09 March 2015 Topics: Banking and financial services, Family business, Insolvency and restructuring, Litigation and dispute resolution

A debtor company can seek to have a statutory demand set aside if there is a genuine dispute as to the existence or amount of the debt, or the company has an offsetting claim.

Because the threshold for contesting a statutory demand is relatively low, a creditor may decide it is better to issue the statutory demand for the undisputed portion of the total debt after making an appropriate allowance for the amount of the total debt in dispute or the amount of the alleged offsetting claim.

Taking this approach should reduce the potential grounds for contesting the statutory demand and also reduce the risk of an adverse costs order being made against the creditor on an application to set aside the statutory demand.

Relevant principles

In Commonwealth Bank of Australia v Garuda Aviation Pty Ltd [2013] WASCA 61, the bank issued a statutory demand against its borrower for the undisputed portion of a much larger debt claimed by the bank. The statutory demand was for the sum of $2 million, the undisputed portion of a total debt in excess of $6 million. The full amount of the total debt was the subject of court proceedings between the bank and a guarantor.

The debtor sought to set aside the statutory demand on the basis that a statutory demand could only be issued for the whole of the debt.

The Court of Appeal said that a statutory demand could be issued for an undisputed portion of a debt, so long as the undisputed portion exceeds the statutory minimum of $2,000 for issuing a statutory demand.

It is clear from Garuda Aviation that a statutory demand can be issued for the undisputed portion of a larger debt.

The undisputed portion of the debt demanded in the statutory demand must be described in clear and unambiguous terms in the statutory demand and supporting affidavit.

In Garuda Aviation:

  • the schedule to the statutory demand describing the debt identified the undisputed portion of the total debt and detailed how it was made up and calculated;
  • the creditor’s supporting affidavit was appropriately amended, providing details of how the undisputed portion of the debt was made up and calculated; and
  • the creditor’s supporting affidavit expressly reserved the creditor’s rights to recover the full amount of the total debt.

The Court of Appeal did however caution that it may be an abuse of process to serve multiple statutory demands for various parts of a single debt in the absence of good reasons for doing so.
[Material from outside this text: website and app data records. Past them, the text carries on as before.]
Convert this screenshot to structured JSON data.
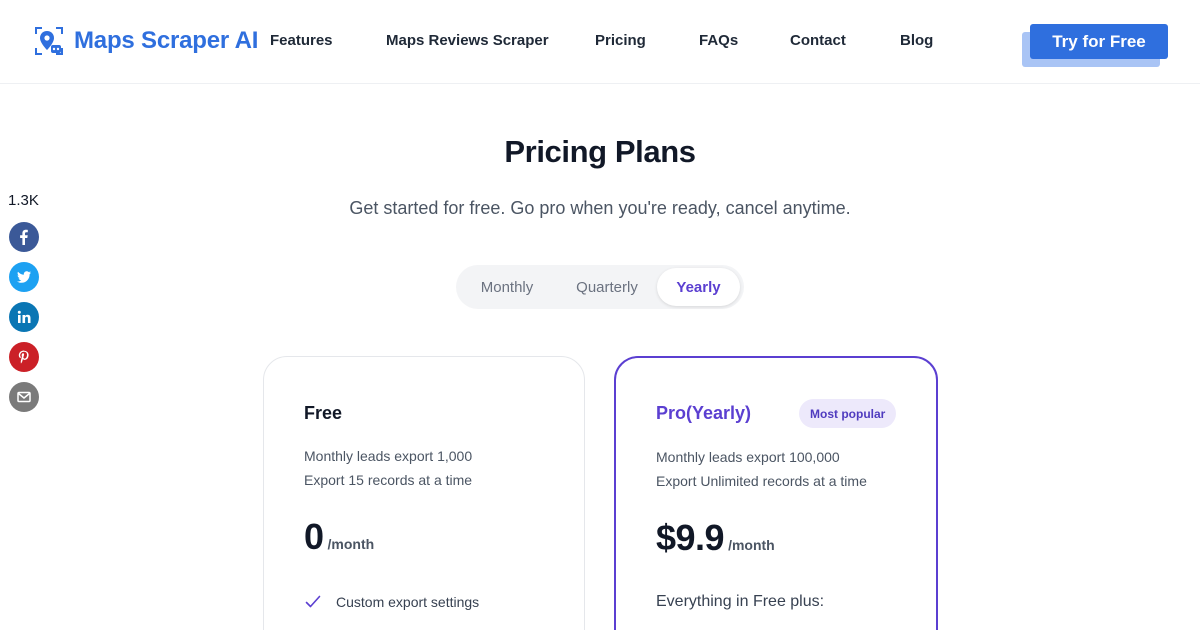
{
  "header": {
    "logo_text": "Maps Scraper AI",
    "nav": [
      "Features",
      "Maps Reviews Scraper",
      "Pricing",
      "FAQs",
      "Contact",
      "Blog"
    ],
    "cta_label": "Try for Free"
  },
  "share": {
    "count": "1.3K",
    "networks": [
      "facebook",
      "twitter",
      "linkedin",
      "pinterest",
      "email"
    ]
  },
  "hero": {
    "title": "Pricing Plans",
    "subtitle": "Get started for free. Go pro when you're ready, cancel anytime."
  },
  "billing": {
    "options": [
      "Monthly",
      "Quarterly",
      "Yearly"
    ],
    "selected": "Yearly"
  },
  "plans": [
    {
      "name": "Free",
      "lines": [
        "Monthly leads export 1,000",
        "Export 15 records at a time"
      ],
      "price": "0",
      "period": "/month",
      "features": [
        "Custom export settings"
      ]
    },
    {
      "name": "Pro(Yearly)",
      "badge": "Most popular",
      "lines": [
        "Monthly leads export 100,000",
        "Export Unlimited records at a time"
      ],
      "price": "$9.9",
      "period": "/month",
      "features_intro": "Everything in Free plus:"
    }
  ],
  "colors": {
    "brand_blue": "#2f6fde",
    "accent_purple": "#5b3fd1",
    "badge_bg": "#ede9fb",
    "facebook": "#3b5998",
    "twitter": "#1da1f2",
    "linkedin": "#0a76b4",
    "pinterest": "#cb2027",
    "email": "#7a7a7a"
  }
}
In Garuda Aviation, only one statutory demand was issued in relation to the undisputed portion of the total debt.

Summary

Where appropriate, a creditor should consider issuing a statutory demand for the undisputed portion of a larger debt where there is a dispute as to the existence or amount of the debt or there is an alleged offsetting claim.

The undisputed portion of the debt demanded in the statutory demand must be described in clear and unambiguous terms in the statutory demand and supporting affidavit.

This approach could remove potential grounds for contesting the statutory demand and improve the creditor’s position on costs if the debtor makes application to set aside the statutory demand.

Issues relating to issuing statutory demands were discussed in our legal bulletin published on 19 December 2014. If you would like more information about these issues, please contact Graham Roberts on +61 7 3231 2404 or Sarah Dewar on +61 7 3231 2976.

Print

 

Contact Us

This publication is for information only and is not legal advice. You should obtain advice that is specific to your circumstances and not rely on this publication as legal advice. If there are any issues you would like us to advise you on arising from this publication, please let us know.